More than a decade after the collapse of the bank, the Brussels prosecutor’s office has decided not to press charges against the former directors of Fortis. Five years ago, in 2013, the same office had recommended that seven former administrators of the bank be committed for trial, accused of having covered up the truth about the bank’s exposure to the real estate crisis in the United States.
The initial investigation into the affairs of Fortis began in October 2008, with accusations of falsified records used for the annual accounts, as well as failure to meet the requirements of proper information provided to the stock market.
The prosecutor was informed in 2016 of negotiations involving Ageas – the successor of Fortis Holding – and victims of the bank’s collapse. Those talks reached an end in September this year with a compensation fund of €1.3 billion.
Now, the charges against the seven former administrators have been dropped, the prosecutor’s office says, as some charges could not be sufficiently substantiated, while others have already run out of time or are about to do so.
“Following a thorough new analysis of the various aspects of the criminal case, the prosecution has not been able to reach a sufficient degree of certainty that the conditions required for a charge of using false information in annual accounts have been met,” the prosecutor’s office said in a statement. And it stressed that the primary aim in the whole investigation was to look after the interests of shareholders.
According to Laurent Arnauts, a lawyer who represents some 1,400 Fortis investors, the decision not to prosecute does not mean the fight for justice has failed.
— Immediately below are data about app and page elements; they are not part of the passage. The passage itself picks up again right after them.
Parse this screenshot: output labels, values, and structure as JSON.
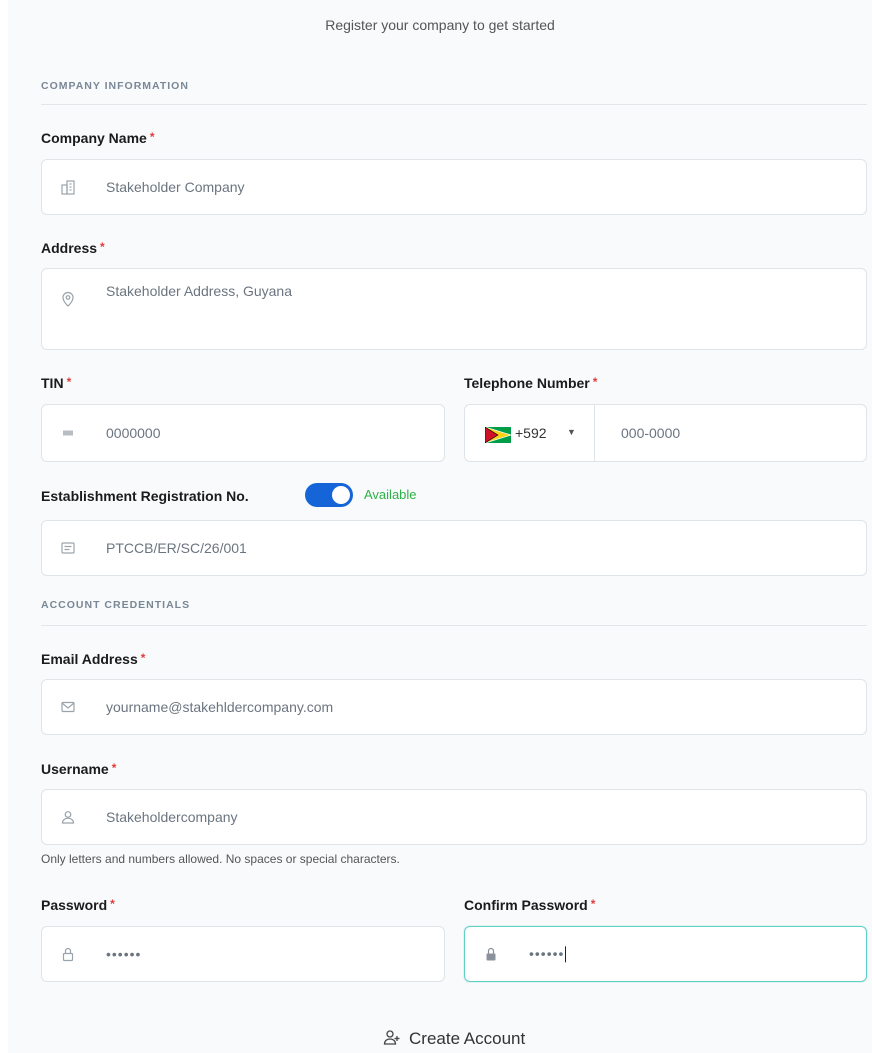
{
  "header": {
    "subtitle": "Register your company to get started"
  },
  "sections": {
    "company_info": "COMPANY INFORMATION",
    "credentials": "ACCOUNT CREDENTIALS"
  },
  "required_mark": "*",
  "fields": {
    "company_name": {
      "label": "Company Name",
      "value": "Stakeholder Company",
      "icon": "building-icon"
    },
    "address": {
      "label": "Address",
      "value": "Stakeholder Address, Guyana",
      "icon": "location-pin-icon"
    },
    "tin": {
      "label": "TIN",
      "placeholder": "0000000",
      "icon": "id-card-icon"
    },
    "telephone": {
      "label": "Telephone Number",
      "country_code": "+592",
      "placeholder": "000-0000",
      "flag": "guyana-flag-icon"
    },
    "establishment": {
      "label": "Establishment Registration No.",
      "toggle_on": true,
      "toggle_status": "Available",
      "value": "PTCCB/ER/SC/26/001",
      "icon": "document-icon"
    },
    "email": {
      "label": "Email Address",
      "value": "yourname@stakehldercompany.com",
      "icon": "mail-icon"
    },
    "username": {
      "label": "Username",
      "value": "Stakeholdercompany",
      "icon": "user-icon",
      "hint": "Only letters and numbers allowed. No spaces or special characters."
    },
    "password": {
      "label": "Password",
      "value": "••••••",
      "icon": "lock-icon"
    },
    "confirm_password": {
      "label": "Confirm Password",
      "value": "••••••",
      "icon": "lock-filled-icon"
    }
  },
  "actions": {
    "create_account": "Create Account"
  },
  "colors": {
    "accent": "#1565d8",
    "available": "#2fb24a",
    "required": "#e23b3b",
    "focus": "#5fd0c7"
  }
}
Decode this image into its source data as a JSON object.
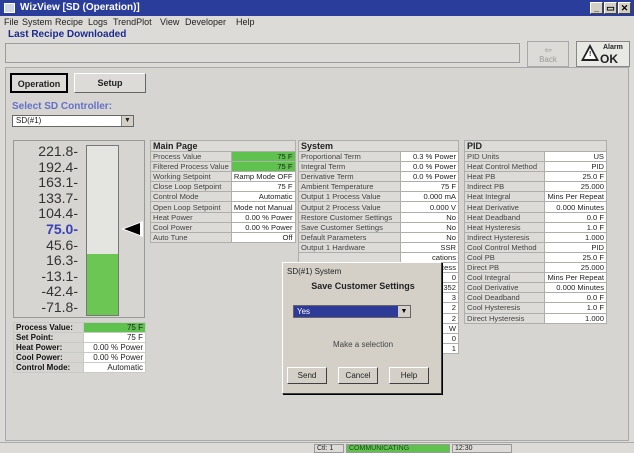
{
  "window": {
    "title": "WizView  [SD (Operation)]",
    "minimize": "_",
    "restore": "▭",
    "close": "✕"
  },
  "menu": [
    "File",
    "System",
    "Recipe",
    "Logs",
    "TrendPlot",
    "View",
    "Developer",
    "Help"
  ],
  "banner": {
    "title": "Last Recipe Downloaded",
    "back_label": "Back",
    "alarm_label": "Alarm",
    "alarm_status": "OK"
  },
  "tabs": {
    "operation": "Operation",
    "setup": "Setup"
  },
  "controller": {
    "label": "Select SD Controller:",
    "selected": "SD(#1)"
  },
  "gauge": {
    "scale": [
      "221.8-",
      "192.4-",
      "163.1-",
      "133.7-",
      "104.4-",
      "75.0-",
      "45.6-",
      "16.3-",
      "-13.1-",
      "-42.4-",
      "-71.8-"
    ],
    "current_index": 5,
    "fill_fraction": 0.36
  },
  "pv_summary": [
    {
      "label": "Process Value:",
      "value": "75 F",
      "highlight": true
    },
    {
      "label": "Set Point:",
      "value": "75 F",
      "highlight": false
    },
    {
      "label": "Heat Power:",
      "value": "0.00 % Power",
      "highlight": false
    },
    {
      "label": "Cool Power:",
      "value": "0.00 % Power",
      "highlight": false
    },
    {
      "label": "Control Mode:",
      "value": "Automatic",
      "highlight": false
    }
  ],
  "main_page": {
    "title": "Main Page",
    "rows": [
      {
        "label": "Process Value",
        "value": "75 F",
        "highlight": true
      },
      {
        "label": "Filtered Process Value",
        "value": "75 F",
        "highlight": true
      },
      {
        "label": "Working Setpoint",
        "value": "Ramp Mode OFF"
      },
      {
        "label": "Close Loop Setpoint",
        "value": "75 F"
      },
      {
        "label": "Control Mode",
        "value": "Automatic"
      },
      {
        "label": "Open Loop Setpoint",
        "value": "Mode not Manual"
      },
      {
        "label": "Heat Power",
        "value": "0.00 % Power"
      },
      {
        "label": "Cool Power",
        "value": "0.00 % Power"
      },
      {
        "label": "Auto Tune",
        "value": "Off"
      }
    ]
  },
  "system": {
    "title": "System",
    "rows": [
      {
        "label": "Proportional Term",
        "value": "0.3 % Power"
      },
      {
        "label": "Integral Term",
        "value": "0.0 % Power"
      },
      {
        "label": "Derivative Term",
        "value": "0.0 % Power"
      },
      {
        "label": "Ambient Temperature",
        "value": "75 F"
      },
      {
        "label": "Output 1 Process Value",
        "value": "0.000 mA"
      },
      {
        "label": "Output 2 Process Value",
        "value": "0.000 V"
      },
      {
        "label": "Restore Customer Settings",
        "value": "No"
      },
      {
        "label": "Save Customer Settings",
        "value": "No"
      },
      {
        "label": "Default Parameters",
        "value": "No"
      },
      {
        "label": "Output 1 Hardware",
        "value": "SSR"
      },
      {
        "label": "",
        "value": "cations"
      },
      {
        "label": "",
        "value": "rocess"
      },
      {
        "label": "",
        "value": "0"
      },
      {
        "label": "",
        "value": "352"
      },
      {
        "label": "",
        "value": "3"
      },
      {
        "label": "",
        "value": "2"
      },
      {
        "label": "",
        "value": "2"
      },
      {
        "label": "",
        "value": "W"
      },
      {
        "label": "",
        "value": "0"
      },
      {
        "label": "",
        "value": "1"
      }
    ]
  },
  "pid": {
    "title": "PID",
    "rows": [
      {
        "label": "PID Units",
        "value": "US"
      },
      {
        "label": "Heat Control Method",
        "value": "PID"
      },
      {
        "label": "Heat PB",
        "value": "25.0 F"
      },
      {
        "label": "Indirect PB",
        "value": "25.000"
      },
      {
        "label": "Heat Integral",
        "value": "Mins Per Repeat"
      },
      {
        "label": "Heat Derivative",
        "value": "0.000 Minutes"
      },
      {
        "label": "Heat Deadband",
        "value": "0.0 F"
      },
      {
        "label": "Heat Hysteresis",
        "value": "1.0 F"
      },
      {
        "label": "Indirect Hysteresis",
        "value": "1.000"
      },
      {
        "label": "Cool Control Method",
        "value": "PID"
      },
      {
        "label": "Cool PB",
        "value": "25.0 F"
      },
      {
        "label": "Direct PB",
        "value": "25.000"
      },
      {
        "label": "Cool Integral",
        "value": "Mins Per Repeat"
      },
      {
        "label": "Cool Derivative",
        "value": "0.000 Minutes"
      },
      {
        "label": "Cool Deadband",
        "value": "0.0 F"
      },
      {
        "label": "Cool Hysteresis",
        "value": "1.0 F"
      },
      {
        "label": "Direct Hysteresis",
        "value": "1.000"
      }
    ]
  },
  "dialog": {
    "title": "SD(#1) System",
    "heading": "Save Customer Settings",
    "selected": "Yes",
    "message": "Make a selection",
    "send": "Send",
    "cancel": "Cancel",
    "help": "Help"
  },
  "statusbar": {
    "left": "Ctl: 1",
    "comm": "COMMUNICATING",
    "time": "12:30"
  },
  "colors": {
    "title_bar": "#2a3d9a",
    "highlight_green": "#5fc24f",
    "heading_blue": "#1c2a8f",
    "selection_blue": "#2d3a98"
  }
}
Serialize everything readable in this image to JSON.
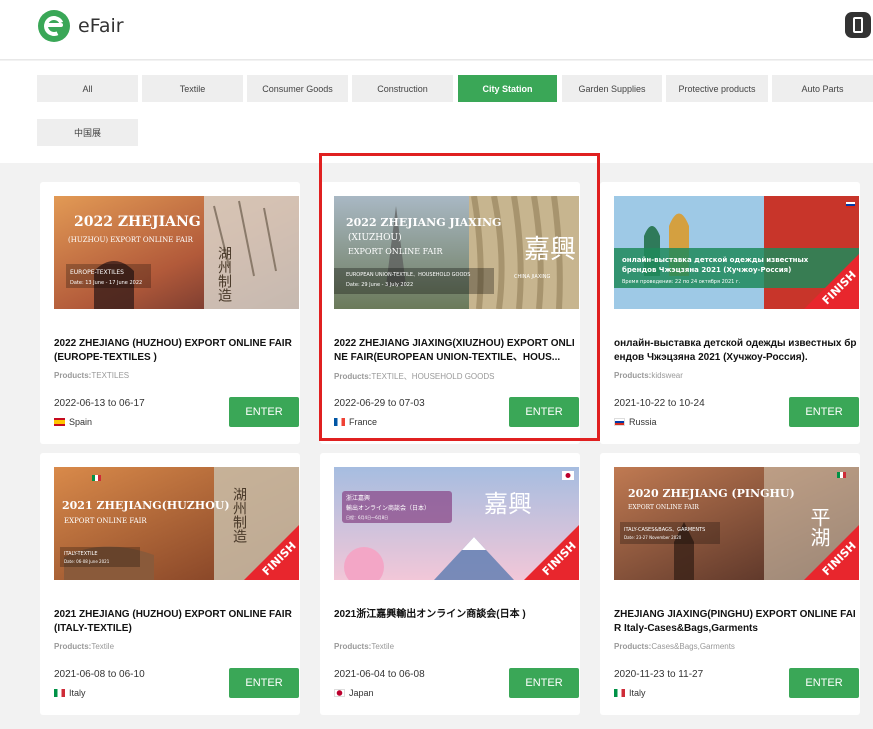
{
  "header": {
    "logo_text": "eFair"
  },
  "filters": [
    "All",
    "Textile",
    "Consumer Goods",
    "Construction",
    "City Station",
    "Garden Supplies",
    "Protective products",
    "Auto Parts",
    "中国展"
  ],
  "active_filter": "City Station",
  "button_label": "ENTER",
  "products_label": "Products:",
  "finish_label": "FINISH",
  "cards": [
    {
      "banner": {
        "line1": "2022 ZHEJIANG",
        "line2": "(HUZHOU) EXPORT ONLINE FAIR",
        "line3": "EUROPE-TEXTILES",
        "line4": "Date: 13 June - 17 June 2022",
        "calligraphy": "湖州制造"
      },
      "title": "2022 ZHEJIANG (HUZHOU) EXPORT ONLINE FAIR (EUROPE-TEXTILES )",
      "products": "TEXTILES",
      "dates": "2022-06-13 to 06-17",
      "country": "Spain",
      "flag": "spain",
      "finished": false
    },
    {
      "banner": {
        "line1": "2022 ZHEJIANG JIAXING",
        "line2": "(XIUZHOU)",
        "line3": "EXPORT ONLINE FAIR",
        "line4": "EUROPEAN UNION-TEXTILE、HOUSEHOLD GOODS",
        "line5": "Date: 29 June - 3 July 2022",
        "calligraphy": "嘉興",
        "tag": "CHINA JIAXING"
      },
      "title": "2022 ZHEJIANG JIAXING(XIUZHOU) EXPORT ONLINE FAIR(EUROPEAN UNION-TEXTILE、HOUS...",
      "products": "TEXTILE、HOUSEHOLD GOODS",
      "dates": "2022-06-29 to 07-03",
      "country": "France",
      "flag": "france",
      "finished": false
    },
    {
      "banner": {
        "line1": "онлайн-выставка детской одежды известных",
        "line2": "брендов Чжэцзяна 2021 (Хучжоу-Россия)",
        "line3": "Время проведения: 22 по 24 октября 2021 г."
      },
      "title": "онлайн-выставка детской одежды известных брендов Чжэцзяна 2021 (Хучжоу-Россия).",
      "products": "kidswear",
      "dates": "2021-10-22 to 10-24",
      "country": "Russia",
      "flag": "russia",
      "finished": true
    },
    {
      "banner": {
        "line1": "2021 ZHEJIANG(HUZHOU)",
        "line2": "EXPORT ONLINE FAIR",
        "line3": "ITALY-TEXTILE",
        "line4": "Date: 06-08 June 2021",
        "calligraphy": "湖州制造"
      },
      "title": "2021 ZHEJIANG (HUZHOU) EXPORT ONLINE FAIR (ITALY-TEXTILE)",
      "products": "Textile",
      "dates": "2021-06-08 to 06-10",
      "country": "Italy",
      "flag": "italy",
      "finished": true
    },
    {
      "banner": {
        "line1": "浙江嘉興",
        "line2": "輸出オンライン商談会（日本）",
        "line3": "日程：6月4日～6月8日",
        "calligraphy": "嘉興"
      },
      "title": "2021浙江嘉興輸出オンライン商談会(日本 )",
      "products": "Textile",
      "dates": "2021-06-04 to 06-08",
      "country": "Japan",
      "flag": "japan",
      "finished": true
    },
    {
      "banner": {
        "line1": "2020 ZHEJIANG (PINGHU)",
        "line2": "EXPORT ONLINE FAIR",
        "line3": "ITALY-CASES&BAGS、GARMENTS",
        "line4": "Date: 23-27 November 2020",
        "calligraphy": "平湖"
      },
      "title": "ZHEJIANG JIAXING(PINGHU) EXPORT ONLINE FAIR Italy-Cases&Bags,Garments",
      "products": "Cases&Bags,Garments",
      "dates": "2020-11-23 to 11-27",
      "country": "Italy",
      "flag": "italy",
      "finished": true
    }
  ],
  "colors": {
    "accent": "#3aa757",
    "highlight": "#e02020",
    "finish_ribbon": "#e8262d"
  }
}
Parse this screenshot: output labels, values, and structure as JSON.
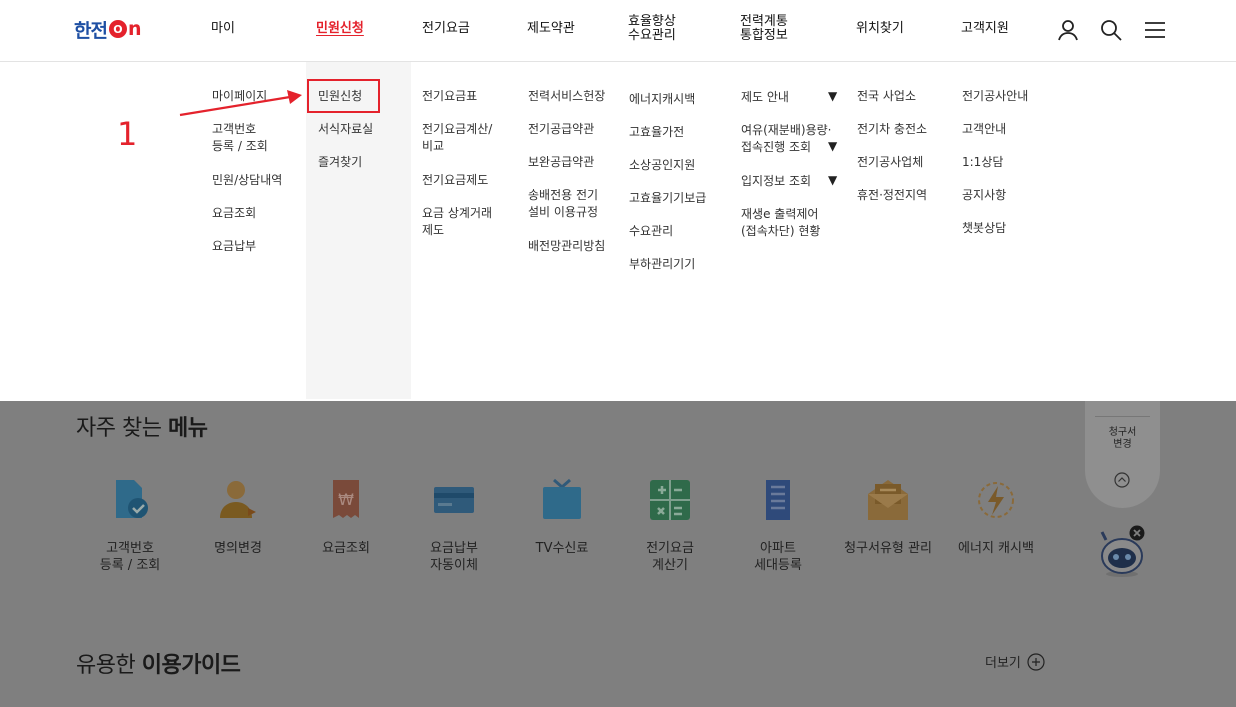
{
  "logo": {
    "text": "한전",
    "o": "O",
    "n": "n"
  },
  "gnb": [
    {
      "label": "마이"
    },
    {
      "label": "민원신청"
    },
    {
      "label": "전기요금"
    },
    {
      "label": "제도약관"
    },
    {
      "label": "효율향상\n수요관리"
    },
    {
      "label": "전력계통\n통합정보"
    },
    {
      "label": "위치찾기"
    },
    {
      "label": "고객지원"
    }
  ],
  "menu": {
    "my": [
      "마이페이지",
      "고객번호\n등록 / 조회",
      "민원/상담내역",
      "요금조회",
      "요금납부"
    ],
    "civil": [
      "민원신청",
      "서식자료실",
      "즐겨찾기"
    ],
    "bill": [
      "전기요금표",
      "전기요금계산/\n비교",
      "전기요금제도",
      "요금 상계거래\n제도"
    ],
    "terms": [
      "전력서비스헌장",
      "전기공급약관",
      "보완공급약관",
      "송배전용 전기\n설비 이용규정",
      "배전망관리방침"
    ],
    "efficiency": [
      "에너지캐시백",
      "고효율가전",
      "소상공인지원",
      "고효율기기보급",
      "수요관리",
      "부하관리기기"
    ],
    "grid": [
      "제도 안내",
      "여유(재분배)용량·\n접속진행 조회",
      "입지정보 조회",
      "재생e 출력제어\n(접속차단) 현황"
    ],
    "location": [
      "전국 사업소",
      "전기차 충전소",
      "전기공사업체",
      "휴전·정전지역"
    ],
    "support": [
      "전기공사안내",
      "고객안내",
      "1:1상담",
      "공지사항",
      "챗봇상담"
    ]
  },
  "annotation": {
    "number": "1"
  },
  "quick_menu": {
    "title_prefix": "자주 찾는 ",
    "title_bold": "메뉴",
    "items": [
      {
        "label": "고객번호\n등록 / 조회",
        "icon": "document-check-icon"
      },
      {
        "label": "명의변경",
        "icon": "person-change-icon"
      },
      {
        "label": "요금조회",
        "icon": "bill-won-icon"
      },
      {
        "label": "요금납부\n자동이체",
        "icon": "card-icon"
      },
      {
        "label": "TV수신료",
        "icon": "tv-icon"
      },
      {
        "label": "전기요금\n계산기",
        "icon": "calculator-icon"
      },
      {
        "label": "아파트\n세대등록",
        "icon": "apartment-icon"
      },
      {
        "label": "청구서유형 관리",
        "icon": "mail-invoice-icon"
      },
      {
        "label": "에너지 캐시백",
        "icon": "energy-bolt-icon"
      }
    ]
  },
  "guide": {
    "title_prefix": "유용한 ",
    "title_bold": "이용가이드",
    "more_label": "더보기"
  },
  "float": {
    "label": "청구서\n변경"
  },
  "colors": {
    "brand_blue": "#1e4fa3",
    "brand_red": "#e4222c",
    "dim_overlay": "#7f7f7f"
  }
}
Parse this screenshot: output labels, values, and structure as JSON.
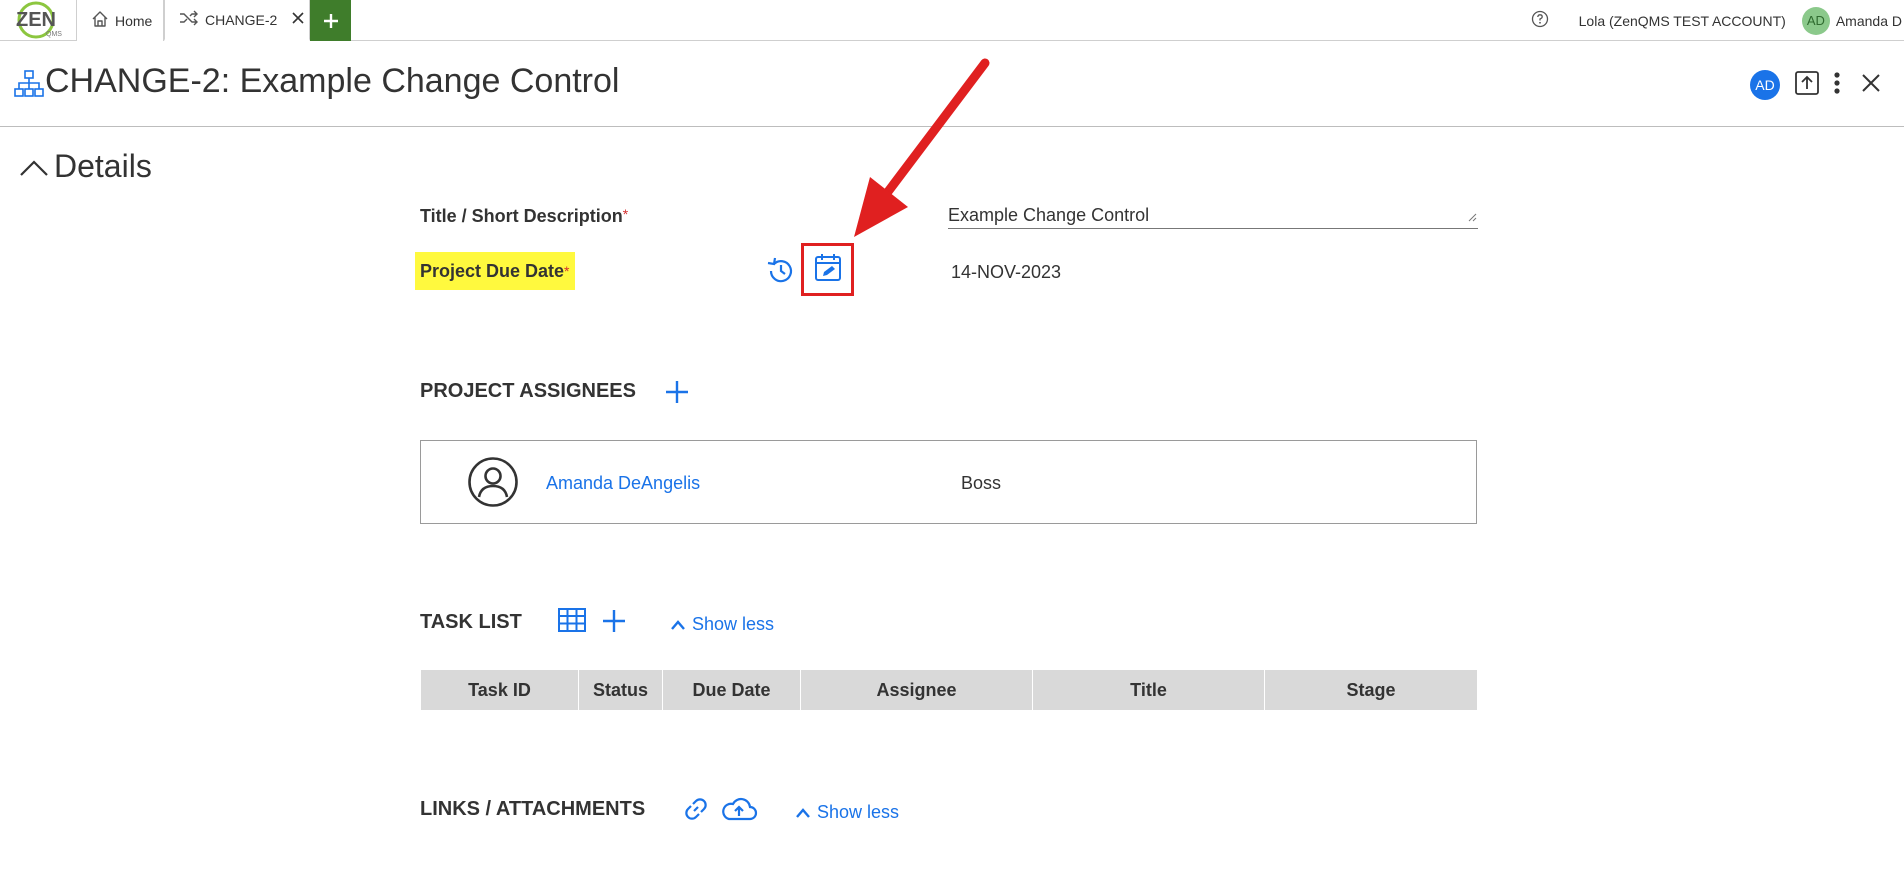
{
  "topbar": {
    "logo_text": "ZEN",
    "logo_sub": "QMS",
    "tabs": [
      {
        "label": "Home",
        "icon": "home-icon"
      },
      {
        "label": "CHANGE-2",
        "icon": "shuffle-icon",
        "close_icon": "close-icon"
      }
    ],
    "add_tab_icon": "plus-icon",
    "help_icon": "help-icon",
    "account": "Lola (ZenQMS TEST ACCOUNT)",
    "user_initials": "AD",
    "user_name": "Amanda D"
  },
  "header": {
    "title": "CHANGE-2: Example Change Control",
    "icon": "hierarchy-icon",
    "avatar_initials": "AD",
    "actions": [
      "upload-icon",
      "more-vert-icon",
      "close-icon"
    ]
  },
  "details": {
    "section_title": "Details",
    "title_label": "Title / Short Description",
    "required_mark": "*",
    "title_value": "Example Change Control",
    "due_label": "Project Due Date",
    "due_value": "14-NOV-2023",
    "history_icon": "history-icon",
    "edit_date_icon": "calendar-edit-icon"
  },
  "assignees": {
    "label": "PROJECT ASSIGNEES",
    "items": [
      {
        "name": "Amanda DeAngelis",
        "role": "Boss"
      }
    ]
  },
  "task_list": {
    "label": "TASK LIST",
    "show_less": "Show less",
    "columns": [
      "Task ID",
      "Status",
      "Due Date",
      "Assignee",
      "Title",
      "Stage"
    ]
  },
  "links": {
    "label": "LINKS / ATTACHMENTS",
    "show_less": "Show less"
  },
  "colors": {
    "accent": "#1a73e8",
    "highlight": "#fff93e",
    "annotation": "#e02020",
    "add_tab": "#3f7d2b"
  }
}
In fact, it led to the biggest settlement ever with €1.3 billion in compensation, and created a precedent for future large-scale, complex financial cases, he said.